Rep. Paul Mitchell is leaving the Republican Party, the Michigan congressman announced Monday, citing his dismay with President Donald Trump and the party’s efforts to delegitimize the 2020 presidential election.
Mitchell revealed his decision during an interview with CNN’s Jake Tapper, in which he said he’d asked the clerk of the House to change his party affiliation to “Independent.” Mitchell plans to retire from Congress next month, at the end of this term.
“It became clear to me I could no longer be associated with a Republican Party that the leadership does not stand up and say the process, the election is over. It’s over today,” Mitchell said. “This party has to stand up for democracy first, for our Constitution first and not political considerations. It’s not about a candidate. It’s not simply for raw political power and that’s what I feel is going on, and I’ve had enough.”
In a letter to GOP Chair Ronna McDaniel and House Minority Leader Kevin McCarthy, he called the election process this year “traumatic,” and expressed concern for “the stability and strength of our democracy.” He added that he would continue to raise money for individual candidates who are in line with his conservative values.
“I have stated publicly numerous times that when entering the political arena, a person must be willing to accept winning and losing with grace and maturity,” Mitchell wrote in his letter, a copy of which he shared on Twitter.
Mitchell said he supported Trump and his policies, voting for him in 2016 and acknowledging the president’s right to request recounts. But Trump’s repeated efforts to sow mistrust in the election results and fight his loss in court — as well as the party leadership’s support in those efforts — pushed Mitchell to leave.

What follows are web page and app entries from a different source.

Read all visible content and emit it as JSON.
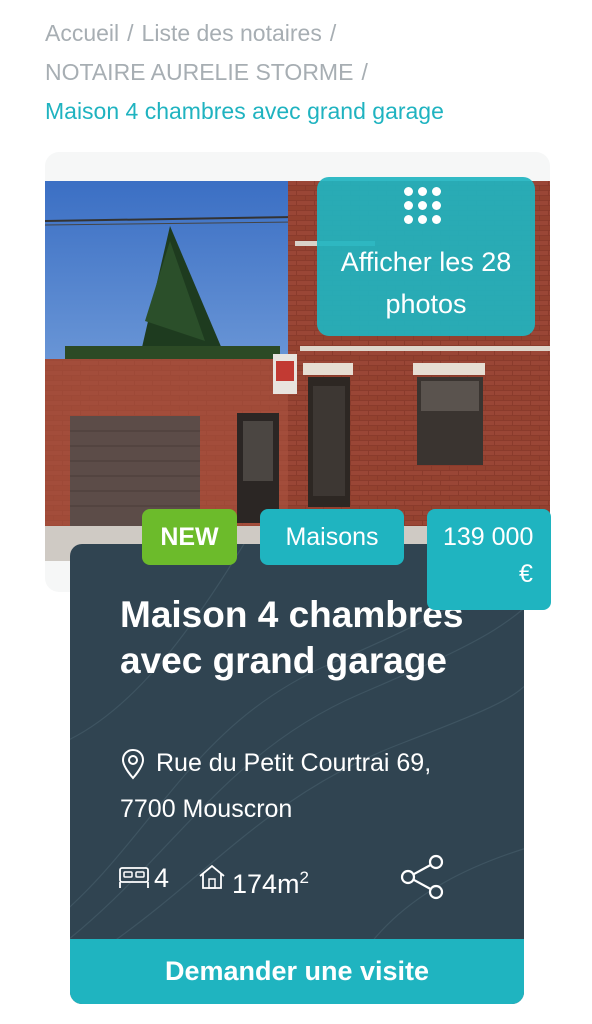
{
  "breadcrumb": {
    "home": "Accueil",
    "notaries_list": "Liste des notaires",
    "notary": "NOTAIRE AURELIE STORME",
    "current": "Maison 4 chambres avec grand garage",
    "separator": "/"
  },
  "gallery": {
    "button_label": "Afficher les 28 photos",
    "icon": "grid-icon"
  },
  "badges": {
    "new": "NEW",
    "type": "Maisons",
    "price": "139 000",
    "currency": "€"
  },
  "listing": {
    "title": "Maison 4 chambres avec grand garage",
    "address_line1": "Rue du Petit Courtrai 69,",
    "address_line2": "7700 Mouscron",
    "bedrooms": "4",
    "area": "174m",
    "area_unit_sup": "2"
  },
  "actions": {
    "visit_button": "Demander une visite",
    "share_icon": "share-icon"
  },
  "colors": {
    "accent": "#1fb4c0",
    "new_badge": "#6cbb2b",
    "panel": "#304451",
    "muted_text": "#a7aeb3"
  }
}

In the days following Election Day, Mitchell vocally called on the president to accept the election outcome and derided his party’s quixotic attempts to annul the results.
Party defections have been extremely rare throughout the Trump years: Rep. Justin Amash of Michigan left the Republican Party after calling for the president’s impeachment in 2019, and Rep. Jeff Van Drew of New Jersey joined the Republicans from the Democratic Party fearing the backlash from Democrats’ impeachment efforts. But unlike Amash and Van Drew, Mitchell is ditching his party in the twilight of his congressional career, when he has little to lose.
In his letter to party leadership, Mitchell wrote of his departure: “While admittedly symbolic, we all know that symbols matter.”
During his CNN interview, Mitchell also dismissed legal challenges to the election by Trump’s allies as “ridiculous,” particularly a lawsuit filed by Texas Attorney General Ken Paxton aiming to flip key states that went to Biden (the Supreme Court dismissed the suit) . He also grew emotional as he condemned the wave of violent threats that have been directed against election officials who called the race for Biden.
“When you can’t conduct an election without threats of violence, we become a third world nation,” Mitchell said. “What are we, Venezuela?” / politico